  • Analysis of ERS use cases for iRODs

    Abstract: The purpose of this paper is to discuss the challenges inherent with High Performance Computing (HPC) data storage access and management, the capabilities of iRODS, and the analysis of several Engineered Resilient Systems (ERS) use cases relating iRODS capabilities to the teams’ stated needs. Specifically, these teams are the ERS Data Analytics group (specifically their research on rotorcraft maintenance in conjunction with the U. S. Army Aviation and Missile Research Development and Engineering Center [AMRDEC]), the ERS Environmental Simulation research team, the ERS Sensor Systems research team, and the HPC/Scientific computing group representing the “General HPC User.”
  • PUBLICATION NOTICE: Parallel File I/O for Geometric Models: Formats and Methods

    Abstract: Processing large amounts of data in a High-Performance Computing (HPC) environment can be throttled quickly without an efficient method for utilizing disk I/O. The Geometry Engine component of the Virtual Environment for Sensor Performance Assessment (VESPA) uses MPI-IO to load the geometric data in parallel and avoid creating a bottleneck on disk I/O interactions. This parallel I/O method requires formatting the data into specific binary file formats so each MPI process of the parallel program can determine where to read or write data without colliding with other MPI processes. Addressing the collision problem resulted in the development of two binary file formats, the Mesh Binary file (.mb) and the Scene Chunk Pack file (.scp). The Mesh Binary file contains the essential data required to recreate the landscape and vegetation geometry used by the Geometry Engine. The Scene Chunk Pack file is used to write the partitioned geometry to disk, so the ray casting engine can reload the distributed geometry without repeating the partitioning process. Both of these files together support reading and writing for the partitioning phase and the ray casting phase of the Geometry Engine. This report discusses these formats in detail and outlines how the Geometry Engine reads and writes these files in parallel on HPC.
  • PUBLICATION NOTICE: Using Morton Codes to Partition Faceted Geometry: An Architecture for Terabyte-Scale Geometry Models

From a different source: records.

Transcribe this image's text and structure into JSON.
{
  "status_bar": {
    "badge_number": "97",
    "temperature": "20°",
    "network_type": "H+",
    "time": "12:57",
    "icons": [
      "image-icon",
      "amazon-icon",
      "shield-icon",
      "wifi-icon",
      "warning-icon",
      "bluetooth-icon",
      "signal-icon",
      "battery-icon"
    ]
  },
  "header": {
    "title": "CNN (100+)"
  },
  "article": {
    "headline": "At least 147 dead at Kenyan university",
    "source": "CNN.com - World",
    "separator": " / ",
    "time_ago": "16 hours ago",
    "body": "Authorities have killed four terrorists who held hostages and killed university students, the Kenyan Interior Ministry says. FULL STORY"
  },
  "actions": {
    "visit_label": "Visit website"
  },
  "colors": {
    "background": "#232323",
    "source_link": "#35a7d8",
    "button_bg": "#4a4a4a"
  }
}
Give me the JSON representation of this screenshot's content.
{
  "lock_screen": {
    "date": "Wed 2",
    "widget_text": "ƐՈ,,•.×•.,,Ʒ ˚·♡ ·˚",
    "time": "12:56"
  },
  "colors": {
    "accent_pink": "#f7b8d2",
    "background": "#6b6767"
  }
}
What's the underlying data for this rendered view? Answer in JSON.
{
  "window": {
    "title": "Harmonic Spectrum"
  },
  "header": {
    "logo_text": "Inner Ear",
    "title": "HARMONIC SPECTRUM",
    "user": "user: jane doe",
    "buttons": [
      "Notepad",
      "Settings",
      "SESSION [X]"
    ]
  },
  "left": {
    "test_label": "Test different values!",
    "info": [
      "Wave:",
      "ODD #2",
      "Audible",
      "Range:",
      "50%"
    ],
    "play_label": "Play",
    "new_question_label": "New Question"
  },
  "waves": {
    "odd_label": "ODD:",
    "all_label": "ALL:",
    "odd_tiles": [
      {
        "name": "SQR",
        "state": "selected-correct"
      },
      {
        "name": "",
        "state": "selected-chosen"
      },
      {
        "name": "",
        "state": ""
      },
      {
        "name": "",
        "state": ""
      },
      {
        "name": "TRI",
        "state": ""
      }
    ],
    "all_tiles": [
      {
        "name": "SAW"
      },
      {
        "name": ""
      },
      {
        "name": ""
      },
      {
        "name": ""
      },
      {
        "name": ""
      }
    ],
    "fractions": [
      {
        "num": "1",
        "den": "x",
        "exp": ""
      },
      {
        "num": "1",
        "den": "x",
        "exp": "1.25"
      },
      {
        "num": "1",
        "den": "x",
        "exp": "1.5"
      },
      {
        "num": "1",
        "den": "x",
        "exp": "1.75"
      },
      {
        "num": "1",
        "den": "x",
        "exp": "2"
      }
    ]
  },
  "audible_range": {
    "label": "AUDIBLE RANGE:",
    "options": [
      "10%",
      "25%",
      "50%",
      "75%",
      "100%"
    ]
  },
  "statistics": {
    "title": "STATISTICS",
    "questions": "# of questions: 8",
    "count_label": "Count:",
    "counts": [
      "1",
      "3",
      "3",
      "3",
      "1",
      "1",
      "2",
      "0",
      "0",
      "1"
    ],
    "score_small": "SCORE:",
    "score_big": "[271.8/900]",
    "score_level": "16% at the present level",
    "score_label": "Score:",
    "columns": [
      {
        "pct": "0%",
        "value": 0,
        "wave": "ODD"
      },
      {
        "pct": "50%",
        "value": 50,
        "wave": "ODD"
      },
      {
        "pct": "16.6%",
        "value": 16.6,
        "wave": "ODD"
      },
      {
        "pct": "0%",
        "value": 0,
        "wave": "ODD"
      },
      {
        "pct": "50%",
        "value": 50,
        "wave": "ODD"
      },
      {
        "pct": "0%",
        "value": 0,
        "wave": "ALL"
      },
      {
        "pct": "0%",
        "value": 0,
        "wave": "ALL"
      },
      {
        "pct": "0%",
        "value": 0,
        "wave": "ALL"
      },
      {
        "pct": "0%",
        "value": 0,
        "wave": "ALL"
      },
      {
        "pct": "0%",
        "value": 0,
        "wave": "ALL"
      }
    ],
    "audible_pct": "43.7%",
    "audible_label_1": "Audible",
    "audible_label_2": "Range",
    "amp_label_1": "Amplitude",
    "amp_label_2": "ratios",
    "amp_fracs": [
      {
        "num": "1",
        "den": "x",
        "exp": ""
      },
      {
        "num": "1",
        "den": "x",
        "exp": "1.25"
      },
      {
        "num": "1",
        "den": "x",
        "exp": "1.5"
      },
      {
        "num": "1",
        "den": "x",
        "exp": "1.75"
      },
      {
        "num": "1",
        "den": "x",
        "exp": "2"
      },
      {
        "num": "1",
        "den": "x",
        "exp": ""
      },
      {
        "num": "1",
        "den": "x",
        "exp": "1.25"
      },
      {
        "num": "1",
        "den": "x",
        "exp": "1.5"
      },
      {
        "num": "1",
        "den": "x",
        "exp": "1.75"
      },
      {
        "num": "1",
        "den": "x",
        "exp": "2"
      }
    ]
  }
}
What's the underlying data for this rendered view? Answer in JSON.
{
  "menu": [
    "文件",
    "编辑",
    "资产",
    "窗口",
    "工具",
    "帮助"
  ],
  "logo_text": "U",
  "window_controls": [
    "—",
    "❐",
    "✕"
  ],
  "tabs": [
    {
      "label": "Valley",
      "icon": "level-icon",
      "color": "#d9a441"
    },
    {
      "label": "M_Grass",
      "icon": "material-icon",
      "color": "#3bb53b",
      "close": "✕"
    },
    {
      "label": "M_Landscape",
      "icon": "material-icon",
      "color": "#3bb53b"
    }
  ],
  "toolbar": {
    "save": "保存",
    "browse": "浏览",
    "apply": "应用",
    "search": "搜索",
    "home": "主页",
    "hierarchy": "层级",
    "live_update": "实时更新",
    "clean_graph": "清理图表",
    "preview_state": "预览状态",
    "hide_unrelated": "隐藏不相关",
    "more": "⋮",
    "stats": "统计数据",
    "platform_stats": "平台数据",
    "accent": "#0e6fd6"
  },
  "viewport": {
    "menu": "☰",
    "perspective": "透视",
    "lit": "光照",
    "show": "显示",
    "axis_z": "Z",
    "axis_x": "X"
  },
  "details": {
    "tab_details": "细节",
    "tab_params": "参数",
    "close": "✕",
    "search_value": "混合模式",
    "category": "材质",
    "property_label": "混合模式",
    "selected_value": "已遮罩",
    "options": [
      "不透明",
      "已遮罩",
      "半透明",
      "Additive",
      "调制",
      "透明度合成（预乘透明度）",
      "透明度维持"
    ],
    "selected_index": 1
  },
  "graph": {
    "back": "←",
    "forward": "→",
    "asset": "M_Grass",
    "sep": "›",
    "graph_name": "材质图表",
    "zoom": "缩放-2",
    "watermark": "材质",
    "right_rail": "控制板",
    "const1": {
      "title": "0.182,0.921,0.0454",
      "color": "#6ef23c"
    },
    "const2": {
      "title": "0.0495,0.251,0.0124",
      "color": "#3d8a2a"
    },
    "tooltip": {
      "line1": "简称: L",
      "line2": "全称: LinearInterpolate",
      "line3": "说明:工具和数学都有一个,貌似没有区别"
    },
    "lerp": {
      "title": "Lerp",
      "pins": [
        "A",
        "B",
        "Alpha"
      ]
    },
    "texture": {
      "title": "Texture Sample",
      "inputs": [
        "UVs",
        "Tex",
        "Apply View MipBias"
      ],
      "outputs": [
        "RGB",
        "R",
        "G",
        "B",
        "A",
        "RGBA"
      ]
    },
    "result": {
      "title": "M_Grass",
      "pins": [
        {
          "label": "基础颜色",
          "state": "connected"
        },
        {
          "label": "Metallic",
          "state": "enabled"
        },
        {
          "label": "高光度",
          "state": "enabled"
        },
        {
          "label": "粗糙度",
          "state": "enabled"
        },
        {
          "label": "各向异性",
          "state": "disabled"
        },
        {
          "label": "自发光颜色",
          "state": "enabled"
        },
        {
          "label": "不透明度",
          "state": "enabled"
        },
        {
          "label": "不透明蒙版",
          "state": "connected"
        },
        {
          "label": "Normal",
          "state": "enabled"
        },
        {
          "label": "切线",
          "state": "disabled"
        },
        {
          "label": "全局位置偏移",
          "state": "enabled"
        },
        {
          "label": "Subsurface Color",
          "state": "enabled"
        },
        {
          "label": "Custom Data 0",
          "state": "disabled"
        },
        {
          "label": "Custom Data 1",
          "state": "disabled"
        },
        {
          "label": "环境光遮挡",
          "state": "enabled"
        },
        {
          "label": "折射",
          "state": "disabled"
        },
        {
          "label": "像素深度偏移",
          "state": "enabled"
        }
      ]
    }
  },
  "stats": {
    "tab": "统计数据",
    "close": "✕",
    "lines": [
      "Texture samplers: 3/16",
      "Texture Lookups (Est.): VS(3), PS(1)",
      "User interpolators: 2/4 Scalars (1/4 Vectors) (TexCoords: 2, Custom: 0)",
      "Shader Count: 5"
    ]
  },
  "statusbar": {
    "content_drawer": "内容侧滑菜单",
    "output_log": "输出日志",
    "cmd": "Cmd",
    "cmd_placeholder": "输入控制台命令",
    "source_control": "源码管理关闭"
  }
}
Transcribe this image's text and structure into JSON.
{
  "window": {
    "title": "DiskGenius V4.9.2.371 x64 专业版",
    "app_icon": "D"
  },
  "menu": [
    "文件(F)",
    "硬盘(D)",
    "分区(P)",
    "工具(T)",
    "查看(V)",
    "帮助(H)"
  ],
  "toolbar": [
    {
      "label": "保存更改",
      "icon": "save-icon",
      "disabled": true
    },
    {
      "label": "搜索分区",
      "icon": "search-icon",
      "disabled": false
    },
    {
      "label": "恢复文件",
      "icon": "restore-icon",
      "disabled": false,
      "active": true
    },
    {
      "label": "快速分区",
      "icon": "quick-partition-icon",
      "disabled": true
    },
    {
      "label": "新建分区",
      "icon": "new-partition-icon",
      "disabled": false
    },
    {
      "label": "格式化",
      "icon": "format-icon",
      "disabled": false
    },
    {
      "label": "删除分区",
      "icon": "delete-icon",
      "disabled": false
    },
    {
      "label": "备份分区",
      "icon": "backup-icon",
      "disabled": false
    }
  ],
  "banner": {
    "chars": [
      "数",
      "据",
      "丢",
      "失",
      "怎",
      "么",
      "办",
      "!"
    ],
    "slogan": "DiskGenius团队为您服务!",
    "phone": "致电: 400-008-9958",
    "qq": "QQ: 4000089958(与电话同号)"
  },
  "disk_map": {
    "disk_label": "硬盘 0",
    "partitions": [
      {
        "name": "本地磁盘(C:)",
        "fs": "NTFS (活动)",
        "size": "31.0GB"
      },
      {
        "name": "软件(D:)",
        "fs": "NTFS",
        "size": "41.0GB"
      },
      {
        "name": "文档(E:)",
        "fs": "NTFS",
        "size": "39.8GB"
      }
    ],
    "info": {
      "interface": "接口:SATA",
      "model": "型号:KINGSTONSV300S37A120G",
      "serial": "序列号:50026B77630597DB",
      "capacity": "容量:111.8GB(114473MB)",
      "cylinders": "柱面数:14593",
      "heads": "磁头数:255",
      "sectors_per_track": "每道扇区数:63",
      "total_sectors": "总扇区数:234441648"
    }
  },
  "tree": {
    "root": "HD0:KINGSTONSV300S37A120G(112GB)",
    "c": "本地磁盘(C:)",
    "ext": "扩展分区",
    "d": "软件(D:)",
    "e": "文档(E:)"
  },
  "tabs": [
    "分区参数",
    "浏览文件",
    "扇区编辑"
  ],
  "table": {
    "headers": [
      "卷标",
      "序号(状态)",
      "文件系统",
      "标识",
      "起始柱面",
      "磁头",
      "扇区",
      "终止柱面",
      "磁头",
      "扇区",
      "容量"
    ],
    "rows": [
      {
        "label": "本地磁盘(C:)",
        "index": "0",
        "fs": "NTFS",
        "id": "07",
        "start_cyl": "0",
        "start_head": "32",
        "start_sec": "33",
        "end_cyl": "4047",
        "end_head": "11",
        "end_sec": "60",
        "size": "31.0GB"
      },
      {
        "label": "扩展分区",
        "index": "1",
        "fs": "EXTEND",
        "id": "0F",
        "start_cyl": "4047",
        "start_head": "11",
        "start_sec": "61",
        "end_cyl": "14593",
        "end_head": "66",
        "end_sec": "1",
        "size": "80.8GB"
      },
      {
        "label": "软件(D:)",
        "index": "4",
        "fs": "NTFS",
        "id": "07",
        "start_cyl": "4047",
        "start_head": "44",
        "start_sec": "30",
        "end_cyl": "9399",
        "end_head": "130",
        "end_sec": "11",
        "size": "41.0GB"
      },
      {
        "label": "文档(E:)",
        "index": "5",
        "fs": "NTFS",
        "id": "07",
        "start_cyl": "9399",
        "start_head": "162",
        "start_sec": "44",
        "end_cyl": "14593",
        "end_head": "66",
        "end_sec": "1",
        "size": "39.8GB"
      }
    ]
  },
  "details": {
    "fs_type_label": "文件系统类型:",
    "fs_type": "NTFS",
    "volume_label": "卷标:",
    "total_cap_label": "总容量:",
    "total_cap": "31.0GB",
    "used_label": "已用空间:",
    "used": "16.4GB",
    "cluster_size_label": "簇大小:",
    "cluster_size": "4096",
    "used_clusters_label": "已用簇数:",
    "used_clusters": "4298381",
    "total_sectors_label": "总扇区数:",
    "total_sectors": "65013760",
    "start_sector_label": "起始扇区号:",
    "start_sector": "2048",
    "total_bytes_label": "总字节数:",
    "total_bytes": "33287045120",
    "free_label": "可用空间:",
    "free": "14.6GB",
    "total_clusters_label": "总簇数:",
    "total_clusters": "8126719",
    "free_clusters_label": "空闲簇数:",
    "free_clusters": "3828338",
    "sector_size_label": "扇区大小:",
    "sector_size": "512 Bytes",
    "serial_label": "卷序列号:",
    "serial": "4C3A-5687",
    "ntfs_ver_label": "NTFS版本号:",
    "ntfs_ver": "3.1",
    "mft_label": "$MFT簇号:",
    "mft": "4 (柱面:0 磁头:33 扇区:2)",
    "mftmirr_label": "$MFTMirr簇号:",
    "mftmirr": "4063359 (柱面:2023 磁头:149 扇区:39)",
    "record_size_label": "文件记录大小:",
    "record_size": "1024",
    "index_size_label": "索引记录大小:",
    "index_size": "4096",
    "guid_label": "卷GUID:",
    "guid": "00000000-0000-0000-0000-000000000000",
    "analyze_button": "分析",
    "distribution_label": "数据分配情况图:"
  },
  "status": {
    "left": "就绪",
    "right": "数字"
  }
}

    Abstract: The Virtual Environment for Sensor Performance Assessment (VESPA) project requires enormous, high-fidelity landscape models to generate synthetic sensor imagery with little to no artificial artifacts. These high-fidelity landscapes require a memory footprint substantially larger than a single High Performance Computer’s (HPC) compute node’s local memory. Processing geometries this size requires distributing the geometry over multiple compute nodes instead of including a full copy in each compute node, the common approach in parallel modeling applications. To process these geometric models in parallel memory on a high-performance computing system, the Geometry Engine component of the VESPA project includes an architecture for partitioning the geometry spatially using Morton codes and MPI (Message Passing Interface) collective communication routines. The methods used for this partitioning process will be addressed in this report. Incorporating this distributed architecture into the Geometry Engine provides the capability to distribute and perform parallel ray casting on landscape geometries over a Terabyte in size. Test case timings demonstrate scalable speedups as the number of processes are increased on an HPC machine.